When served straight out of the fridge it is atrocious, but at room temperature it is unequivocally vile.

Imagine a small basin of tap water that has remained untouched since the Soviet days; a rusty pipe from the soiled sanatorium upstairs has been allowed to drip its dubious contents into the basin for the last decade whilst the whole premises around it decayed. Next, Sergei piled in with a hundredweight of salt, and ran the whole basinful through a 1980s swimming pool filtration device. Throw some bubbles through it, slap it in a bottle and boom!

This is Borjomi. Get stuck in.

Sampling the local produce

Vineyards, churches and tiled rooves: beautiful Sighnaghi

Vineyards, churches and tiled rooves: beautiful Sighnaghi

Crossing from Azerbaijan, the first stop is the Kakheti region, Georgia’s wine country.

I wasn’t expecting great things. My experiences with Azeri wine had been less than enjoyable – a sole bottle of Qiz Qalasi was slightly shy of being quaffable when accompanied with a vast local stew in Baku, but generally speaking, the wines I had managed to get hold of in this nominally Muslim country were positively undrinkable. Incredibly sweet, young wines, raping the palate and dishing out vicious hangovers before you’d even drained your glass.

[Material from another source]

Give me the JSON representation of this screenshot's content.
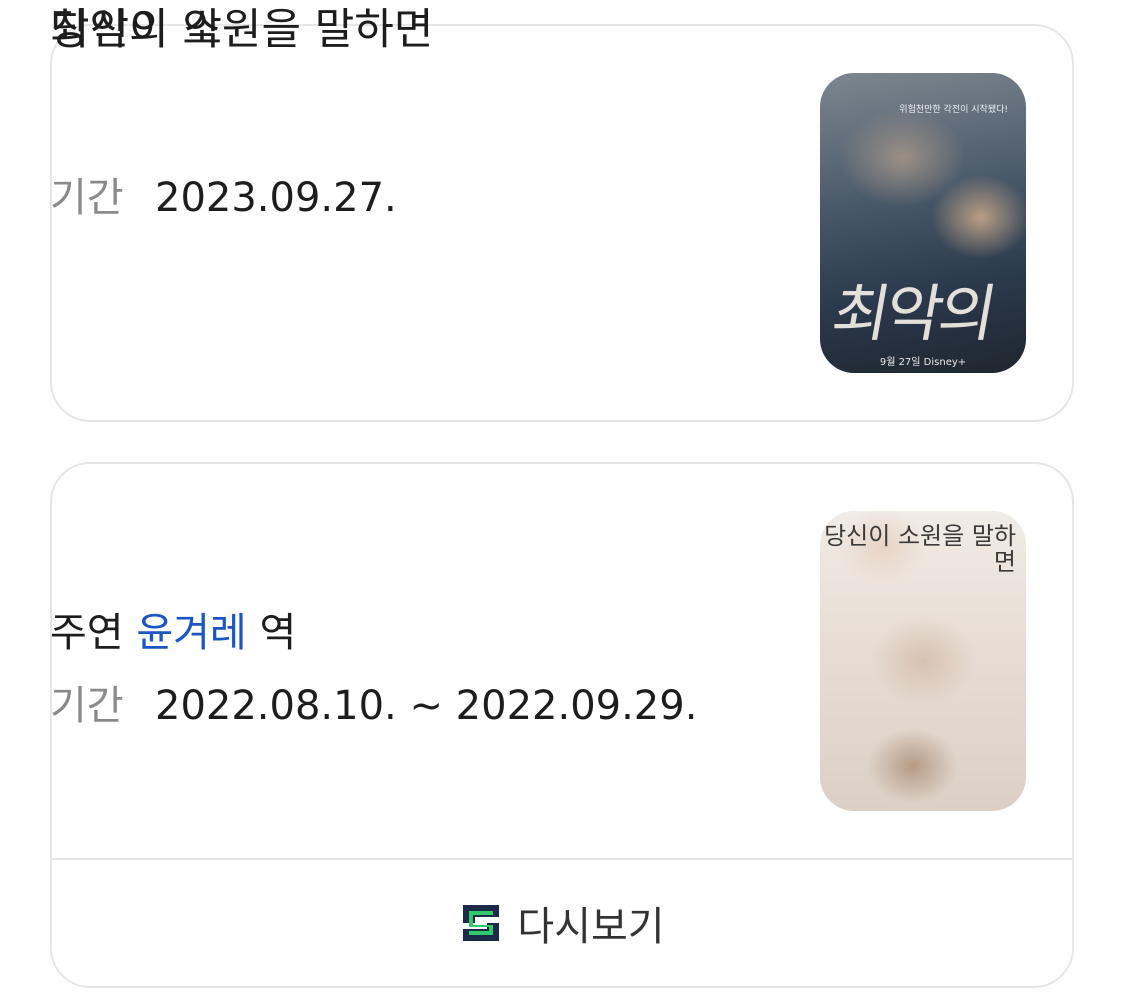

So I was a little sceptical when Gamra, the owner of the fantastic homestay in Sighnaghi, presented two large carafes of home-made white wine as we sat down to a feast of khachapuri, endless varieties of Russians salads, stews, meats, and a hundredweight of bread.

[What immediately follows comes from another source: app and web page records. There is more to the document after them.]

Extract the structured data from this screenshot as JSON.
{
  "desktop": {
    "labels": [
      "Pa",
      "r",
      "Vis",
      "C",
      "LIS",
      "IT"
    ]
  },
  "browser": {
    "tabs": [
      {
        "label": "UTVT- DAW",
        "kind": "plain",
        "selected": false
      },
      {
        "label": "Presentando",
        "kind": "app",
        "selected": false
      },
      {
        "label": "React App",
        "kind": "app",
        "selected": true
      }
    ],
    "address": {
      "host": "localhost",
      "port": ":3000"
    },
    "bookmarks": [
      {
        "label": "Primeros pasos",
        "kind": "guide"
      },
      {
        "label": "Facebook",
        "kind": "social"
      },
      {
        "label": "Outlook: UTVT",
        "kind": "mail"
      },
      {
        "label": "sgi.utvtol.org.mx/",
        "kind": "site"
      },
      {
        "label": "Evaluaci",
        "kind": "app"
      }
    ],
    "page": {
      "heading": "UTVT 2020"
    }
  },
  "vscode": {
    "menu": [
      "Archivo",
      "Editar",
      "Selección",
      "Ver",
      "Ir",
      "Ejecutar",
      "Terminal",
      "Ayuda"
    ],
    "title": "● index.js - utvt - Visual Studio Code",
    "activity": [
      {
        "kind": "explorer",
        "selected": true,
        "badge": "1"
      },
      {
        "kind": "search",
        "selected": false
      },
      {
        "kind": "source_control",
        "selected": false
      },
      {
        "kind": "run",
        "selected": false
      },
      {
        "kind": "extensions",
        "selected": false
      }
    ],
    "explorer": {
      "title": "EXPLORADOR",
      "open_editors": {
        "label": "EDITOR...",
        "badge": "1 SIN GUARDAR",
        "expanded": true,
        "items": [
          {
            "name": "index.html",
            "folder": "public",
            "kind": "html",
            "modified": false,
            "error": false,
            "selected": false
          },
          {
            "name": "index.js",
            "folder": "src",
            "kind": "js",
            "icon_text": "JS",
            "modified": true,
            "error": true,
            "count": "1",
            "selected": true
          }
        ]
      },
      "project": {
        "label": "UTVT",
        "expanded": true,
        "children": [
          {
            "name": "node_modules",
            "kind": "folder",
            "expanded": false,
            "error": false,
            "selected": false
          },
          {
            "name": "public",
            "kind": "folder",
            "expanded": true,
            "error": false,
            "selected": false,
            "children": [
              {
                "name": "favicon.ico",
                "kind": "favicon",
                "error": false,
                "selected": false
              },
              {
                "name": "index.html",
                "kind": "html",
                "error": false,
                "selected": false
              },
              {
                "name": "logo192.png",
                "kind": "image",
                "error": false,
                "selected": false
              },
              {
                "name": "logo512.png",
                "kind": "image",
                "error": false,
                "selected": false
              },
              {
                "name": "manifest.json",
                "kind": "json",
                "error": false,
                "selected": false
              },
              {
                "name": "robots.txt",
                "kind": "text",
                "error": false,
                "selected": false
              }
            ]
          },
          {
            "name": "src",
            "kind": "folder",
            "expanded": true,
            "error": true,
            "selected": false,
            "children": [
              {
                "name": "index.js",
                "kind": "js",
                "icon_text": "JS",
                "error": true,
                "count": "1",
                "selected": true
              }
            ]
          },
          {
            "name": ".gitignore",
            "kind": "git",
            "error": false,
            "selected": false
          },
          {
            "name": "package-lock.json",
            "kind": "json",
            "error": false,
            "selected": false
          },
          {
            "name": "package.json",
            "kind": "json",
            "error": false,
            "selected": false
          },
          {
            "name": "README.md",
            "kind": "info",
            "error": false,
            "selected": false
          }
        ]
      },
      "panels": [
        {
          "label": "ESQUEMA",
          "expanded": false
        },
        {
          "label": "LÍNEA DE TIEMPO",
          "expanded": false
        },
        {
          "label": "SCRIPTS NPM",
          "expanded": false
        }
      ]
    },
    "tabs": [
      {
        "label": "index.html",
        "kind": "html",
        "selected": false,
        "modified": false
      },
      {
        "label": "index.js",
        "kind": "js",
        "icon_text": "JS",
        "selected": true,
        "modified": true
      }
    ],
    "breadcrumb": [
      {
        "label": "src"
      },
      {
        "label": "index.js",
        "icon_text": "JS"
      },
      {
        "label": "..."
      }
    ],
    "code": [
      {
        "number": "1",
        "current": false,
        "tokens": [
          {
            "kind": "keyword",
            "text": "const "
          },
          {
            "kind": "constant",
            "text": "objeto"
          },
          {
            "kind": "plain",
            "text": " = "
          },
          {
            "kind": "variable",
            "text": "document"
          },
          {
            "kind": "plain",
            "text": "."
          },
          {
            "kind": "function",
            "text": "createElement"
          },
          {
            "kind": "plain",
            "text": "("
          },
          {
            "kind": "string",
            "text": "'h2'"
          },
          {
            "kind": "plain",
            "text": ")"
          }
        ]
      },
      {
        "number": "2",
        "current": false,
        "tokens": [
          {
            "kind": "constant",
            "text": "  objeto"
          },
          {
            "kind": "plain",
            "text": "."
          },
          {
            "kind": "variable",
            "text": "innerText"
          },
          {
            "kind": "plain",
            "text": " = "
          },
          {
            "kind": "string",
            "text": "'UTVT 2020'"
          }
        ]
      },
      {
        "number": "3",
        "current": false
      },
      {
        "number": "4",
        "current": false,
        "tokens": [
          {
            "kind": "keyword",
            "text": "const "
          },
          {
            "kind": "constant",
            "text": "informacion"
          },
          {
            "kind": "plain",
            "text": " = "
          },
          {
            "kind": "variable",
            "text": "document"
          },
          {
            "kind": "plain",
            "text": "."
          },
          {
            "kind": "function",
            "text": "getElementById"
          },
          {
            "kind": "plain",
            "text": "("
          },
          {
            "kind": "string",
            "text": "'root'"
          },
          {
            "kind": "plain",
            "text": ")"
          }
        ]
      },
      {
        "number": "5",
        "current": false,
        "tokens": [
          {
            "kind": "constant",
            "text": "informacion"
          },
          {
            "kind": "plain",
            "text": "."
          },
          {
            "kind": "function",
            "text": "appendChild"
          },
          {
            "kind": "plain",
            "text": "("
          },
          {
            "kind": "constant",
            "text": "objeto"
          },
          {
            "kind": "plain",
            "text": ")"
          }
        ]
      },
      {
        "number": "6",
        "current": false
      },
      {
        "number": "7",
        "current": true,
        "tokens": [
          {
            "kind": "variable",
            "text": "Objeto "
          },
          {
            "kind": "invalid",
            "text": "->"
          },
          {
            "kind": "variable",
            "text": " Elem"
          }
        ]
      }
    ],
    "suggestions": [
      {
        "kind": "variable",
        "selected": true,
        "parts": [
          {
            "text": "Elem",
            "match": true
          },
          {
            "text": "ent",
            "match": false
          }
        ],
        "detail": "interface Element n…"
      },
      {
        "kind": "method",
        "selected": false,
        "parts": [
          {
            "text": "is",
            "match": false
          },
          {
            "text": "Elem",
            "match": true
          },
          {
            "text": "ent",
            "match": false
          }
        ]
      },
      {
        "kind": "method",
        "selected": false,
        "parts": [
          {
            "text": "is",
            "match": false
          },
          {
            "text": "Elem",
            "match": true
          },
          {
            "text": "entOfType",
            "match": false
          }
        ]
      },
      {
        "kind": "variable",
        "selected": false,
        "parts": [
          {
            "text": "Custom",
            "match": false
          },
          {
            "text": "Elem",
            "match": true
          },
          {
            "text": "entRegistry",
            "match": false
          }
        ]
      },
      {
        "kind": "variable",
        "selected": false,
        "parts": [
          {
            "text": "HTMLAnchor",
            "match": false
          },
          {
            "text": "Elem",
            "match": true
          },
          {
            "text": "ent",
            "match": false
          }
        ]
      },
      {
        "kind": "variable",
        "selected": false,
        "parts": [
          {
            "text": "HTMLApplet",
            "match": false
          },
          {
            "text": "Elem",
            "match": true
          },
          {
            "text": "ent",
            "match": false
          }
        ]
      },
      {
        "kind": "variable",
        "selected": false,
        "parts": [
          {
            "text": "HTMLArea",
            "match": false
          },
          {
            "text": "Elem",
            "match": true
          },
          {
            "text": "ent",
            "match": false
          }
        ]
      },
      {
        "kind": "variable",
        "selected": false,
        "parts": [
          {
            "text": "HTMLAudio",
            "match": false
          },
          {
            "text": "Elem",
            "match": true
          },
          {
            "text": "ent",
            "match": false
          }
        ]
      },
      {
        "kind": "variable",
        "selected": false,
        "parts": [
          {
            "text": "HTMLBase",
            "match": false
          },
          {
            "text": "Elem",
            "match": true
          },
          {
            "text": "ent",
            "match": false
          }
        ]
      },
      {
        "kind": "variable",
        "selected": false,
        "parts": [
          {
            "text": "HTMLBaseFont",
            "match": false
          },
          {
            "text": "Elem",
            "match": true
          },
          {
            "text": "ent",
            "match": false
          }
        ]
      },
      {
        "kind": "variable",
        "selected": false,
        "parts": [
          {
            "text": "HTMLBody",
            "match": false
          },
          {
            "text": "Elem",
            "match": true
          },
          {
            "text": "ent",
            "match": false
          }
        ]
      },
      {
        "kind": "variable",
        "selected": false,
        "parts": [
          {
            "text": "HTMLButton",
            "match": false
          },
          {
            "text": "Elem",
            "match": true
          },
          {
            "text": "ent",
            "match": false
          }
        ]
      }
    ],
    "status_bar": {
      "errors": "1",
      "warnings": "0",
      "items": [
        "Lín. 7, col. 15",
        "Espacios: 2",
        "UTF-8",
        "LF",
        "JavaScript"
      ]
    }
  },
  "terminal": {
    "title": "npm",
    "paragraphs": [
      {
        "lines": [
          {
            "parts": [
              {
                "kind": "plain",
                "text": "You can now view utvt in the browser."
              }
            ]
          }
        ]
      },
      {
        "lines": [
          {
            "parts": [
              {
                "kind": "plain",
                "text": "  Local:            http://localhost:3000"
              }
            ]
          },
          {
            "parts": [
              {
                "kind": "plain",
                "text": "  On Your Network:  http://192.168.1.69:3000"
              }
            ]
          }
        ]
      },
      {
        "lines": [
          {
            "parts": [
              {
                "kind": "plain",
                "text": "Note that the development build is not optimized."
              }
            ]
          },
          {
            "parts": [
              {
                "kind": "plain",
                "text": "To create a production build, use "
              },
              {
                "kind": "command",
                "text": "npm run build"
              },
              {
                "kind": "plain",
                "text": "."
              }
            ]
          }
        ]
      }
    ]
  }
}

Fiercely proud of his home brew, Gamra poured gallons of the stuff down our throats with an endless succession of carafes finding their way to our table. The evening was warm, and the wine tremendously cold and fruity. Plate after plate of aubergine, walnut paste and olives appeared, and we soon elapsed into a collective food and wine coma. Gamra was not content on leaving things there, however, and he ‘encouraged’ us to bring the evening to a close with the Georgian rocket fuel Chacha.

By the evening’s conclusion, my tasting notes I had so earnestly filled in hours before were soon lost under a splodges of mayonnaise, khachapuri grease and tea stains.

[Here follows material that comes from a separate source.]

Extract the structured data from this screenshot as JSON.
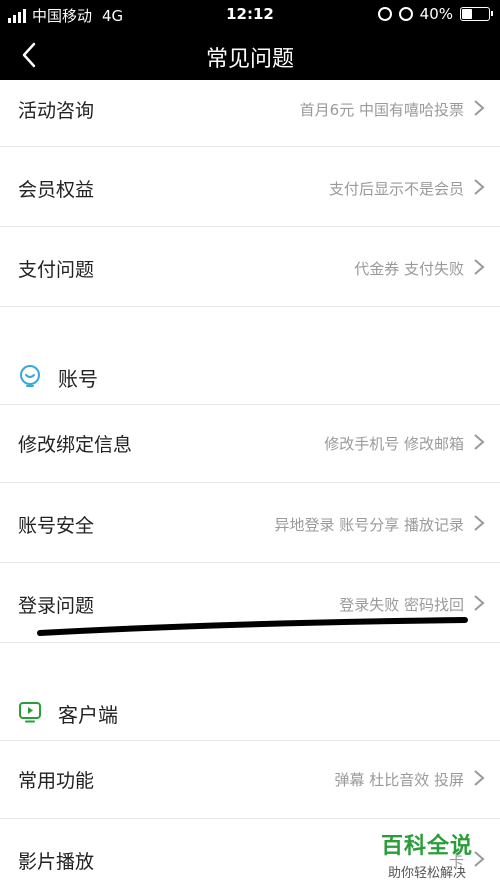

I sadly cannot provide any faithful report on the quality of Gamra’s home-made plonk: but it’s certainly pretty punchy.

What a cliche. I celebrate my return to the Christian world by partaking in an almighty drinking session with Georgian winemakers.

Continue reading

Garamjobat!

Churches! Men wearing shorts! No headscarves! Beer – everywhere!

Yes, I’ve made it back into this small island of Christianity amongst a vast ocean of tiled mosques and gamey lamb stews.

The clapped-out Azeri buses wish you a fond farewell

The clapped-out Azeri buses wish you a fond farewell

Crossing the border was far from straightforward, but of course, you knew that already. This time I was subject to the whims of a young adolescent toting an unfeasibly large automatic weapon, barking at the squadrons of exhausted Georgian Ladas which had jockeyed for position all morning to squeeze through the single entry gate. A thick smell of clutch hung in the air from the enthusiastic attempts to make it next in line.

Basking in this minor position of power, the guard delighted in seeing the crowds of pedestrians pile up for a good hour, unleashing his teenage angst on any foolhardy soul who dared stray across the line, making a break for passport control – before inviting a few lucky souls to set foot in no mans’ land. A few at a time. Just a few.

Eventually, I was selected amongst the seething crowds, and after a brief stroll across a dried-up river bed, I approached the Georgian side with trepidation.

More flicking through embarassing photos on my digital cameras?
Full-length explanations on why I had come to Georgia?
Picking through the pitiful selection of clothes in my backpack in pursuit of some chemical form of entertainment?

Not at all.

“Welcome to Georgia, my friend”. A handshake, a smile, and I was through.

What a tremendous place. I love it already.